• [Records supplied]:

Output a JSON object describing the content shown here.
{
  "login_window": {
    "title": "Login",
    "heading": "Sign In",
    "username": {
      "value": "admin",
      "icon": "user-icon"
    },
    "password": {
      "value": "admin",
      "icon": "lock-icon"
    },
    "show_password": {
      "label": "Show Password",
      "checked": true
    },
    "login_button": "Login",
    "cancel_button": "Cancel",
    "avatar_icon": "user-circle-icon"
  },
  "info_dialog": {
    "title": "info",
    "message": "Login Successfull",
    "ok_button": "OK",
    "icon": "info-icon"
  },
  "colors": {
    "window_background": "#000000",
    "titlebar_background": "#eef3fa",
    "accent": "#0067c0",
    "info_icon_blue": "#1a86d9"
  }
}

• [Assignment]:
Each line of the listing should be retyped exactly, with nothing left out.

• [Answer section]:
Output a JSON object describing the content shown here.
{
  "login_window": {
    "title": "Login",
    "heading": "Sign In",
    "username": {
      "value": "admin",
      "icon": "user-icon"
    },
    "password": {
      "value": "admin",
      "icon": "lock-icon"
    },
    "show_password": {
      "label": "Show Password",
      "checked": true
    },
    "login_button": "Login",
    "cancel_button": "Cancel",
    "avatar_icon": "user-circle-icon"
  },
  "info_dialog": {
    "title": "info",
    "message": "Login Successfull",
    "ok_button": "OK",
    "icon": "info-icon"
  },
  "colors": {
    "window_background": "#000000",
    "titlebar_background": "#eef3fa",
    "accent": "#0067c0",
    "info_icon_blue": "#1a86d9"
  }
}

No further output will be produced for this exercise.